Dataset rows for apps and sites
----
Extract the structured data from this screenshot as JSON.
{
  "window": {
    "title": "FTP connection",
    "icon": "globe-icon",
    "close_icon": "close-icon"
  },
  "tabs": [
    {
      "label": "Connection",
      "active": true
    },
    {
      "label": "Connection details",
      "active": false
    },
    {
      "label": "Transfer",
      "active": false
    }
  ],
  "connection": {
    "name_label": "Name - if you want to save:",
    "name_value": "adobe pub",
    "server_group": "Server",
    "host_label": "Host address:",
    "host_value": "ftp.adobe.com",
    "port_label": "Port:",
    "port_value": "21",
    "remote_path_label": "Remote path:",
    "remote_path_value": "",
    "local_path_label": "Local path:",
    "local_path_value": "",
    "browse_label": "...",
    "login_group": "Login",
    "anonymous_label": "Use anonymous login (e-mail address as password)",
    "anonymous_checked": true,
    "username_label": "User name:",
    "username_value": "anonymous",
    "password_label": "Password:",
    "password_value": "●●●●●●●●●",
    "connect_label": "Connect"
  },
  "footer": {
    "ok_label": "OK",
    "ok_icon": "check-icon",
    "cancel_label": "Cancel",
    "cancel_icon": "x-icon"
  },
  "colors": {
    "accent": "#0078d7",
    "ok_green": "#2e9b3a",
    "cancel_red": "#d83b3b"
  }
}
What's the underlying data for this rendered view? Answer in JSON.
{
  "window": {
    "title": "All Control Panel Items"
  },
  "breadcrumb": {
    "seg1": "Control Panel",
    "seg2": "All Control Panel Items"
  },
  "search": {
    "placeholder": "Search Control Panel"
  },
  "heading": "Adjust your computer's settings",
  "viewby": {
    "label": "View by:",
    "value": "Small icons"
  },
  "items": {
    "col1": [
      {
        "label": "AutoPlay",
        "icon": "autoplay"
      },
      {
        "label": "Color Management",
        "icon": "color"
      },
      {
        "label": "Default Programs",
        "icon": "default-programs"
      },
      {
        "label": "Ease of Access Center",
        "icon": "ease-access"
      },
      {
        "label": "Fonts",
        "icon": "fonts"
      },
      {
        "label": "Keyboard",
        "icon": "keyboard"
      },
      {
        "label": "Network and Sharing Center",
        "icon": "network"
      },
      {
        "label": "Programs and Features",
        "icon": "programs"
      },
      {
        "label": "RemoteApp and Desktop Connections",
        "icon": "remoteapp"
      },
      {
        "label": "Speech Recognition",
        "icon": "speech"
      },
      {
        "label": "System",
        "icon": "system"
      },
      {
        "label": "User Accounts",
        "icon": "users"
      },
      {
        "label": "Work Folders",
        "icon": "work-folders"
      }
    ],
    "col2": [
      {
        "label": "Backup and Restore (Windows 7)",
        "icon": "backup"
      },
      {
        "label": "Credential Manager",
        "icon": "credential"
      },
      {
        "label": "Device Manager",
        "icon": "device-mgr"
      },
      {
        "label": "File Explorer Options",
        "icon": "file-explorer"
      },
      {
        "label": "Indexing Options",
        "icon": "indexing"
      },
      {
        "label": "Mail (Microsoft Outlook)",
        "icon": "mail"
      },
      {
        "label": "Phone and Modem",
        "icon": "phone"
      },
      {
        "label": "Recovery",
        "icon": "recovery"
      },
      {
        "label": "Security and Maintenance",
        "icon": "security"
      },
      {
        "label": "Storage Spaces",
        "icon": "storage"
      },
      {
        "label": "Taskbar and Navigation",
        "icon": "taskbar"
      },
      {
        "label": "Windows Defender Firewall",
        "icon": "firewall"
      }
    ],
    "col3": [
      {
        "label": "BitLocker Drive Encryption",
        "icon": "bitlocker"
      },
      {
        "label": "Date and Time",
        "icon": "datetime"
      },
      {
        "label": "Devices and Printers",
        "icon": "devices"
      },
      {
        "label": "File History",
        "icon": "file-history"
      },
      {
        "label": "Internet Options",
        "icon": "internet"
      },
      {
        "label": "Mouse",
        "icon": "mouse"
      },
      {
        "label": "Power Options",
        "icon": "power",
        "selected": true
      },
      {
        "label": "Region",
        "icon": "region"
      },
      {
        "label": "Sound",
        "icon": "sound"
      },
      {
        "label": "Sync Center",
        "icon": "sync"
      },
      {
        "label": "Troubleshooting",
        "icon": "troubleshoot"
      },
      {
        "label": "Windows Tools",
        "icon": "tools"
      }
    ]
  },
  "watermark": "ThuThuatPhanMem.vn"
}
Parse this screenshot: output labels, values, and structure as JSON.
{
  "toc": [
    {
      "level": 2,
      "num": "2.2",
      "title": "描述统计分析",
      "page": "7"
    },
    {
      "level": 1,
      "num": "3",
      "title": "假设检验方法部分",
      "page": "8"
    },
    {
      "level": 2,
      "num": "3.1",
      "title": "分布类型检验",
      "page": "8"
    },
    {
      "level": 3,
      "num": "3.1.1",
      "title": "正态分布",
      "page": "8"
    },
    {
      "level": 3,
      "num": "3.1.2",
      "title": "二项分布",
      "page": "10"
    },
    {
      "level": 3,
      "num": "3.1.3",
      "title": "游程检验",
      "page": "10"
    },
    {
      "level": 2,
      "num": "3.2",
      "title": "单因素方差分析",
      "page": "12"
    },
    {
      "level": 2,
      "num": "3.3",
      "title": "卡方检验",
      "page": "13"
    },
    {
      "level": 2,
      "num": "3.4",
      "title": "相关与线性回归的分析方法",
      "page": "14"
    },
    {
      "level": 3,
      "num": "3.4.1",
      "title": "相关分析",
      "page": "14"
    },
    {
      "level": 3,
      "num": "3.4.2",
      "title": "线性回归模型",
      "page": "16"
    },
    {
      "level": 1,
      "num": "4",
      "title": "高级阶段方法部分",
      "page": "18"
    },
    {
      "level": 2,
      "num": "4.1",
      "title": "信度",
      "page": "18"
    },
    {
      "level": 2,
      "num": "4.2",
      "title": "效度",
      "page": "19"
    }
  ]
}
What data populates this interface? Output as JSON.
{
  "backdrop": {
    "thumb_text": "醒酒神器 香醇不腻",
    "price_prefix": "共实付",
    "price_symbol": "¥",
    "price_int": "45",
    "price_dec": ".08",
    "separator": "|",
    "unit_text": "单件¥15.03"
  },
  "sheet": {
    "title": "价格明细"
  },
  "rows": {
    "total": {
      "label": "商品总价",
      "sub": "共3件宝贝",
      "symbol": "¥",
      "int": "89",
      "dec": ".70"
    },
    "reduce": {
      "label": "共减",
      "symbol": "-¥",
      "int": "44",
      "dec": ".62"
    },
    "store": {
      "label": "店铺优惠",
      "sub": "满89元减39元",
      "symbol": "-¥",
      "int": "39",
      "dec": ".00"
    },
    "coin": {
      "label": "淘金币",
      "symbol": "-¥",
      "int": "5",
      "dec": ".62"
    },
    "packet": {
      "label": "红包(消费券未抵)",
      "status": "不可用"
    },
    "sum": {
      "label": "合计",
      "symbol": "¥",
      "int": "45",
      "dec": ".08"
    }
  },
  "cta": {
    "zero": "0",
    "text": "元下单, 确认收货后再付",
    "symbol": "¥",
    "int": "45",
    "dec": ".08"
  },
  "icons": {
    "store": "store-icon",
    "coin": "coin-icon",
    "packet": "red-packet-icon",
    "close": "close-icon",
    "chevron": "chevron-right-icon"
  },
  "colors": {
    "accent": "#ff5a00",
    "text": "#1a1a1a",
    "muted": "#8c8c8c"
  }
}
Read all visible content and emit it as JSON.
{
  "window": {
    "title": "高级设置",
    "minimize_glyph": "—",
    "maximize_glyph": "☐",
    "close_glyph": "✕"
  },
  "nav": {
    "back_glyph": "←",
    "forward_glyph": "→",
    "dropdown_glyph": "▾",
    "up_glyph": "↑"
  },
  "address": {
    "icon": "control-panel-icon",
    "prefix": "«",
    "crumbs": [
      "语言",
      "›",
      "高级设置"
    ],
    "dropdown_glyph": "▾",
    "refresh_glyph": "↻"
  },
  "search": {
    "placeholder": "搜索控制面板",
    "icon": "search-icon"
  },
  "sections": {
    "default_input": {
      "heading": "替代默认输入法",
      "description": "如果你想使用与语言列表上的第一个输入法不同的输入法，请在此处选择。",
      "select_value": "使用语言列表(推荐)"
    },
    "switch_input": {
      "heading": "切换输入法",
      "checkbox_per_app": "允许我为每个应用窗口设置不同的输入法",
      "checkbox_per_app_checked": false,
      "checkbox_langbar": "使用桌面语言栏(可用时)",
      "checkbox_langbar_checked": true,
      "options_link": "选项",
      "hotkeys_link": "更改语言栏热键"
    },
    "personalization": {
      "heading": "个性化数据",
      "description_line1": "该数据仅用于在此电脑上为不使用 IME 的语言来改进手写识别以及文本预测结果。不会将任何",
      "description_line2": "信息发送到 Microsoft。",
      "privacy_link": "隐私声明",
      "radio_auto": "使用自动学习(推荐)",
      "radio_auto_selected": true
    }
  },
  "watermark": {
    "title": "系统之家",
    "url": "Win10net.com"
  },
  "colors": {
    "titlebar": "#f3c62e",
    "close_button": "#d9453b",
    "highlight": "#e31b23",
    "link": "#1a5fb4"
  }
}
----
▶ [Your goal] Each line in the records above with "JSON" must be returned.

▶ [Answer box]
Extract the structured data from this screenshot as JSON.
What's the underlying data for this rendered view? Answer in JSON.
Parse this screenshot: output labels, values, and structure as JSON.
What data populates this interface? Output as JSON.
Read all visible content and emit it as JSON.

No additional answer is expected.